               Julia Roberts in banned Lancome advertising.

CVS a pharmacy chain in the USA have banned the use of all brand point of sale material in their stores, if the images have been digitally enhanced.  If any brand does submit images that are photoshopped, CVS will apply large signage on the image announcing that it is not real.

CVS ban images that are photoshopped

 case study 3

I was talking to a customer just yesterday on the phone.  She said she'd loved our products and had achieved her best skin ever using them.  However, she admitted to being a beauty junkie and being 'sucked in' (her words not mine) to trying new products all the time.  Even a £700 cream that was OK. Anyway, she'd tried a brand that claimed to be natural and after using it a while, developed a terrible and somewhat weeping rash around her mouth.  It sounded to me like it could be perorial dermatitis but her doctor had advised her it was a cold sore with exzema.  She was recommended zovirax and E45.  Thing is, she had kept using the products because she assumed that as it was 'natural' and not 'chemical, it couldn't possibly be the cause. She then stopped using them and within 3 days her skin was vastly improved.  My point is not to bash 'natural' or 'orgainic' brands but to provide perspective.  First natural ingredients/essetial oils are chemicals! So is water O2. Second, there is a lot of marketing speak that is misleading.  Take a look below

                 Natural vs. Chemicals in skincare products merumaya 

 case study 4

Free From statements. Don't get me started! They tap into your fear. How negative is that? How many times do you think ' Oh, that must be good because it hasn't got X, Y, Z ingredient'?  Do you even know why X, Y, Z is considered to be a Nasty? Was it something you vaguely recall reading about in The Daily Mail? How many times do you ask ' So what IS in the product that delivers on the claims'? I am not saying certain ingredients should not be avoided - there is a whole list of them that are banned. I am saying don't be duped into thinking that their absence means a product is effective vs. it's claims.
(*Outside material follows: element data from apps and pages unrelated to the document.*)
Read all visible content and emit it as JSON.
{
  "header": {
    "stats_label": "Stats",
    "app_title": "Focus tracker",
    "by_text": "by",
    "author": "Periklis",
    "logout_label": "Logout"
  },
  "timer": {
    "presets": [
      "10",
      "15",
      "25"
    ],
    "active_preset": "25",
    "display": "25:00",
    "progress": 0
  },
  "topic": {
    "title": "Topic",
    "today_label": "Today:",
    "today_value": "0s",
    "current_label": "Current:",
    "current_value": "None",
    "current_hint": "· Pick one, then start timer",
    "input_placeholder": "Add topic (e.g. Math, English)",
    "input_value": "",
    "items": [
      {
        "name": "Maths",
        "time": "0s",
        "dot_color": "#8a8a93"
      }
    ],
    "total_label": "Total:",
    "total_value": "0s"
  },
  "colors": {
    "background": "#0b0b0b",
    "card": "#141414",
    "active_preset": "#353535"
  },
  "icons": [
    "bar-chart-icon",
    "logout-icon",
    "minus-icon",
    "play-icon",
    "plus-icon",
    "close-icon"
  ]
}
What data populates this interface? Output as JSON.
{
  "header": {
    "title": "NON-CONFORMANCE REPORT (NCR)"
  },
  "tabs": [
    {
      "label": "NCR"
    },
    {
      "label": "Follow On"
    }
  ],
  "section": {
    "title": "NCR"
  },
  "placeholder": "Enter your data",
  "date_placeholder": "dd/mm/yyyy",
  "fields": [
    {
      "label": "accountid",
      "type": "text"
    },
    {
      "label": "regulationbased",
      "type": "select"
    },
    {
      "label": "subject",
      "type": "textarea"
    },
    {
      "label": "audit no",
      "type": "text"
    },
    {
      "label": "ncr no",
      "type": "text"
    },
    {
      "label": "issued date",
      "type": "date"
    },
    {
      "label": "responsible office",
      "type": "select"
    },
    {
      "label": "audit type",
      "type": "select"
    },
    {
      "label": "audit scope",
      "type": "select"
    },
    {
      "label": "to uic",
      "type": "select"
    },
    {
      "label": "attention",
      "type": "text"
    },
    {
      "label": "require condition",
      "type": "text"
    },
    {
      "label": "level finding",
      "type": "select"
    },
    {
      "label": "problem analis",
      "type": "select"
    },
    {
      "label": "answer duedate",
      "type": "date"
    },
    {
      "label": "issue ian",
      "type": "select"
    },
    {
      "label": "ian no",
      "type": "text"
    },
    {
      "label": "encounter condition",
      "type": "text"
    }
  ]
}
Please let me know what you think in the comments below. It really helps to know if anyone is actually reading this information that I am putting out there in the name of transparency and integrity.

Related Posts:

Allergy vs. Sensitivity

Natural vs. Chemical Skincare



  • I used to be fascinated by these claims made by skincare companies but now, it’s all about how my skin feels above all else.

    I have very good skin but speaking to representatives of skincare companies over the years, you’d think I’d presented them with a crusty dried out leather bag to revive! One lass listed eleven products that would ‘fix’ my ‘problems.’

  • See, this! This information is what companies work so damn hard to keep from us consumers. It’s infuriating. Thank you for this article, I really hope more than anything that we can start moving away from Photoshop and plastic looking advertisements who don’t even represent a human! As for ingredients, I personally struggle with the crazy price differences. I love my skin and want to keep it happy but it’s hard being reasonable sometimes…

    Cynthia Steenkamp
  • I used to use creme de la mer which I now know is a total waste of money. Again, advertising and packaging sells. Now with a bit of experience behind me regarding trial and error with various products, I recognise some of the ingredients that I need and a lot of the rubbish I don’t.
    I once paid nearly £70 for a cleansing oil by Shu umera. I have never had problem skin but within a week or so, I had a red rash around my chin. It was around this time I was sucked into the world of Caroline Hirons (she’s taught me so much). I read the label on the cleanser and it contained mineral oil! I took it back.
    Lesson learned. Expensive doesn’t mean anything if it’s full of shit.


Leave a comment

Please note, comments must be approved before they are published

What are you looking for?

Your cart